[[ Data for processing open ]]

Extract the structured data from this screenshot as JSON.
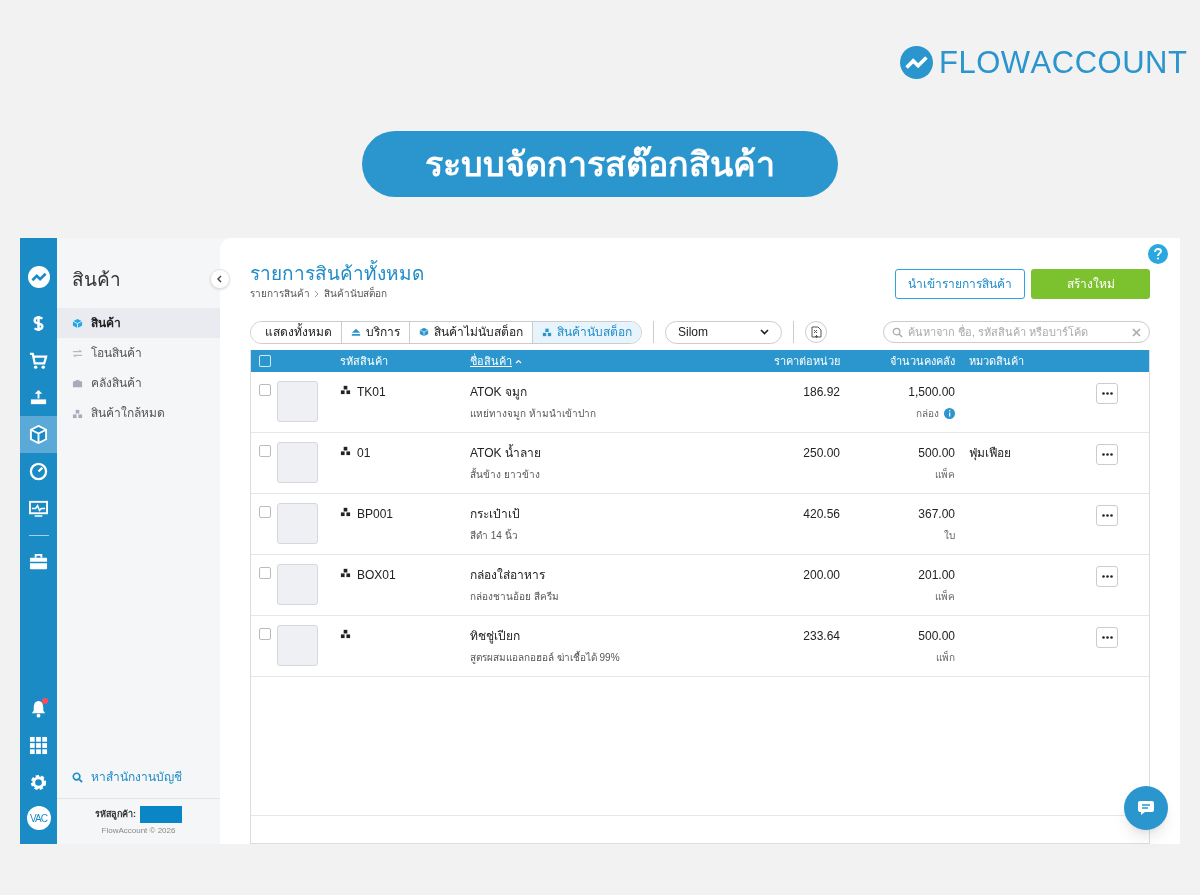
{
  "logo": {
    "text": "**FLOW**ACCOUNT"
  },
  "banner": {
    "title": "ระบบจัดการสต๊อกสินค้า"
  },
  "rail": {
    "items": [
      {
        "selected": false
      },
      {
        "selected": false
      },
      {
        "selected": false
      },
      {
        "selected": false
      },
      {
        "selected": true
      },
      {
        "selected": false
      },
      {
        "selected": false
      },
      {
        "selected": false
      }
    ],
    "bottom": [
      {
        "badge": true
      },
      {
        "badge": false
      },
      {
        "badge": false
      }
    ],
    "avatar": "VAC"
  },
  "sidebar": {
    "title": "สินค้า",
    "items": [
      {
        "label": "สินค้า",
        "selected": true
      },
      {
        "label": "โอนสินค้า",
        "selected": false
      },
      {
        "label": "คลังสินค้า",
        "selected": false
      },
      {
        "label": "สินค้าใกล้หมด",
        "selected": false
      }
    ],
    "find_link": "หาสำนักงานบัญชี",
    "customer_label": "รหัสลูกค้า:",
    "copyright": "FlowAccount © 2026"
  },
  "main": {
    "title": "รายการสินค้าทั้งหมด",
    "breadcrumb": [
      "รายการสินค้า",
      "สินค้านับสต็อก"
    ],
    "import_button": "นำเข้ารายการสินค้า",
    "create_button": "สร้างใหม่",
    "filters": [
      {
        "label": "แสดงทั้งหมด",
        "selected": false
      },
      {
        "label": "บริการ",
        "selected": false
      },
      {
        "label": "สินค้าไม่นับสต็อก",
        "selected": false
      },
      {
        "label": "สินค้านับสต็อก",
        "selected": true
      }
    ],
    "branch": "Silom",
    "search_placeholder": "ค้นหาจาก ชื่อ, รหัสสินค้า หรือบาร์โค้ด",
    "table": {
      "all_checked": false,
      "columns": [
        {
          "label": "รหัสสินค้า",
          "sorted": false
        },
        {
          "label": "ชื่อสินค้า",
          "sorted": true
        },
        {
          "label": "ราคาต่อหน่วย",
          "sorted": false
        },
        {
          "label": "จำนวนคงคลัง",
          "sorted": false
        },
        {
          "label": "หมวดสินค้า",
          "sorted": false
        }
      ],
      "rows": [
        {
          "checked": false,
          "code": "TK01",
          "name": "ATOK จมูก",
          "description": "แหย่ทางจมูก ห้ามนำเข้าปาก",
          "price": "186.92",
          "quantity": "1,500.00",
          "unit": "กล่อง",
          "info": true
        },
        {
          "checked": false,
          "code": "01",
          "name": "ATOK น้ำลาย",
          "description": "สั้นข้าง ยาวข้าง",
          "price": "250.00",
          "quantity": "500.00",
          "unit": "แพ็ค",
          "info": false,
          "category": "ฟุ่มเฟือย"
        },
        {
          "checked": false,
          "code": "BP001",
          "name": "กระเป๋าเป้",
          "description": "สีดำ 14 นิ้ว",
          "price": "420.56",
          "quantity": "367.00",
          "unit": "ใบ",
          "info": false
        },
        {
          "checked": false,
          "code": "BOX01",
          "name": "กล่องใส่อาหาร",
          "description": "กล่องชานอ้อย สีครีม",
          "price": "200.00",
          "quantity": "201.00",
          "unit": "แพ็ค",
          "info": false
        },
        {
          "checked": false,
          "name": "ทิชชู่เปียก",
          "description": "สูตรผสมแอลกอฮอล์ ฆ่าเชื้อได้ 99%",
          "price": "233.64",
          "quantity": "500.00",
          "unit": "แพ็ก",
          "info": false
        }
      ]
    }
  }
}
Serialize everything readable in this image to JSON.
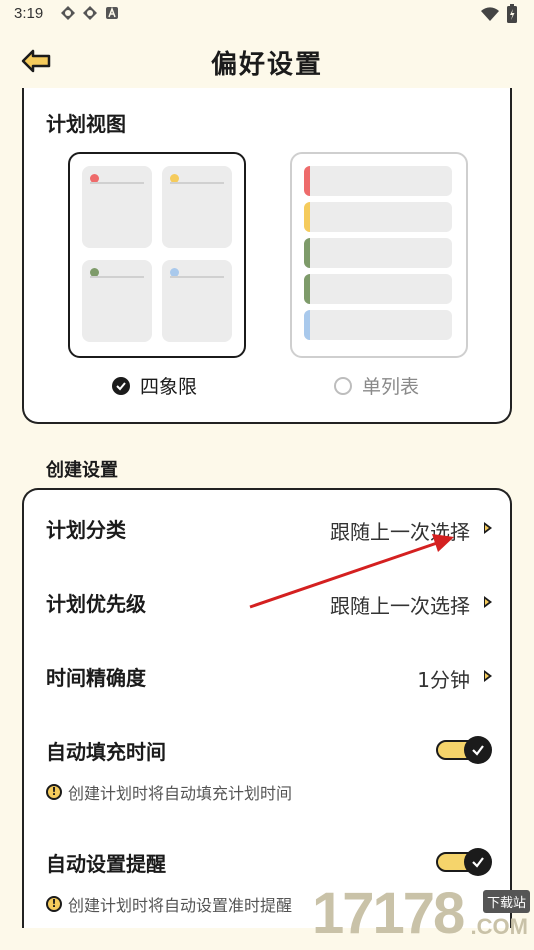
{
  "status": {
    "time": "3:19"
  },
  "header": {
    "title": "偏好设置"
  },
  "plan_view": {
    "title": "计划视图",
    "options": [
      {
        "label": "四象限",
        "selected": true
      },
      {
        "label": "单列表",
        "selected": false
      }
    ],
    "quad_colors": [
      "#ee6b6b",
      "#f5cb5c",
      "#7e9b6a",
      "#a9c9ec"
    ],
    "list_colors": [
      "#ee6b6b",
      "#f5cb5c",
      "#7e9b6a",
      "#7e9b6a",
      "#a9c9ec"
    ]
  },
  "create_settings": {
    "title": "创建设置",
    "rows": [
      {
        "label": "计划分类",
        "value": "跟随上一次选择"
      },
      {
        "label": "计划优先级",
        "value": "跟随上一次选择"
      },
      {
        "label": "时间精确度",
        "value": "1分钟"
      }
    ],
    "toggles": [
      {
        "label": "自动填充时间",
        "hint": "创建计划时将自动填充计划时间",
        "on": true
      },
      {
        "label": "自动设置提醒",
        "hint": "创建计划时将自动设置准时提醒",
        "on": true
      }
    ]
  },
  "watermark": {
    "number": "17178",
    "tag": "下载站",
    "domain": ".COM"
  },
  "colors": {
    "accent": "#f5cb5c",
    "background": "#fdf9ea",
    "annotation_arrow": "#d42020"
  }
}
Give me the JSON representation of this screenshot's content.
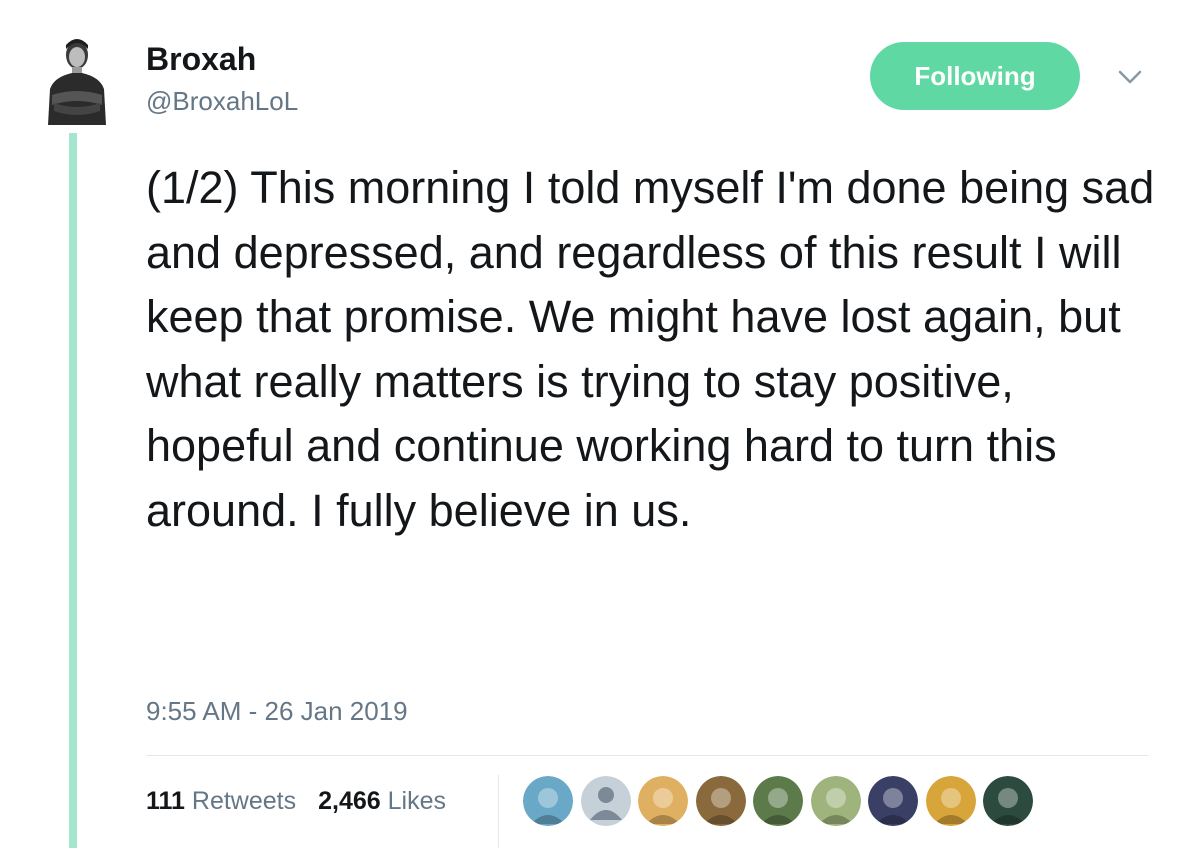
{
  "author": {
    "name": "Broxah",
    "handle": "@BroxahLoL"
  },
  "follow_button": {
    "label": "Following",
    "color": "#5fd8a4"
  },
  "menu": {
    "icon": "chevron-down-icon"
  },
  "tweet": {
    "text": "(1/2) This morning I told myself I'm done being sad and depressed, and regardless of this result I will keep that promise. We might have lost again, but what really matters is trying to stay positive, hopeful and continue working hard to turn this around.  I fully believe in us.",
    "timestamp": "9:55 AM - 26 Jan 2019"
  },
  "stats": {
    "retweets_count": "111",
    "retweets_label": "Retweets",
    "likes_count": "2,466",
    "likes_label": "Likes"
  },
  "likers": [
    {
      "icon": "liker-avatar-1",
      "color": "#6aa8c8"
    },
    {
      "icon": "default-user-avatar",
      "color": "#c5d0d8"
    },
    {
      "icon": "liker-avatar-3",
      "color": "#e0b062"
    },
    {
      "icon": "liker-avatar-4",
      "color": "#8a6a3c"
    },
    {
      "icon": "liker-avatar-5",
      "color": "#5c7a4a"
    },
    {
      "icon": "liker-avatar-6",
      "color": "#9fb47c"
    },
    {
      "icon": "liker-avatar-7",
      "color": "#3a3f66"
    },
    {
      "icon": "liker-avatar-8",
      "color": "#d8a53a"
    },
    {
      "icon": "liker-avatar-9",
      "color": "#2c4a3e"
    }
  ],
  "colors": {
    "thread_line": "#a3e6cd",
    "secondary_text": "#657786",
    "primary_text": "#14171a"
  }
}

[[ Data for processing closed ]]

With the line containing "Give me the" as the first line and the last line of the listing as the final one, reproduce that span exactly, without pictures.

■ Output for this task ■
Give me the JSON representation of this screenshot's content.
{
  "author": {
    "name": "Broxah",
    "handle": "@BroxahLoL"
  },
  "follow_button": {
    "label": "Following",
    "color": "#5fd8a4"
  },
  "menu": {
    "icon": "chevron-down-icon"
  },
  "tweet": {
    "text": "(1/2) This morning I told myself I'm done being sad and depressed, and regardless of this result I will keep that promise. We might have lost again, but what really matters is trying to stay positive, hopeful and continue working hard to turn this around.  I fully believe in us.",
    "timestamp": "9:55 AM - 26 Jan 2019"
  },
  "stats": {
    "retweets_count": "111",
    "retweets_label": "Retweets",
    "likes_count": "2,466",
    "likes_label": "Likes"
  },
  "likers": [
    {
      "icon": "liker-avatar-1",
      "color": "#6aa8c8"
    },
    {
      "icon": "default-user-avatar",
      "color": "#c5d0d8"
    },
    {
      "icon": "liker-avatar-3",
      "color": "#e0b062"
    },
    {
      "icon": "liker-avatar-4",
      "color": "#8a6a3c"
    },
    {
      "icon": "liker-avatar-5",
      "color": "#5c7a4a"
    },
    {
      "icon": "liker-avatar-6",
      "color": "#9fb47c"
    },
    {
      "icon": "liker-avatar-7",
      "color": "#3a3f66"
    },
    {
      "icon": "liker-avatar-8",
      "color": "#d8a53a"
    },
    {
      "icon": "liker-avatar-9",
      "color": "#2c4a3e"
    }
  ],
  "colors": {
    "thread_line": "#a3e6cd",
    "secondary_text": "#657786",
    "primary_text": "#14171a"
  }
}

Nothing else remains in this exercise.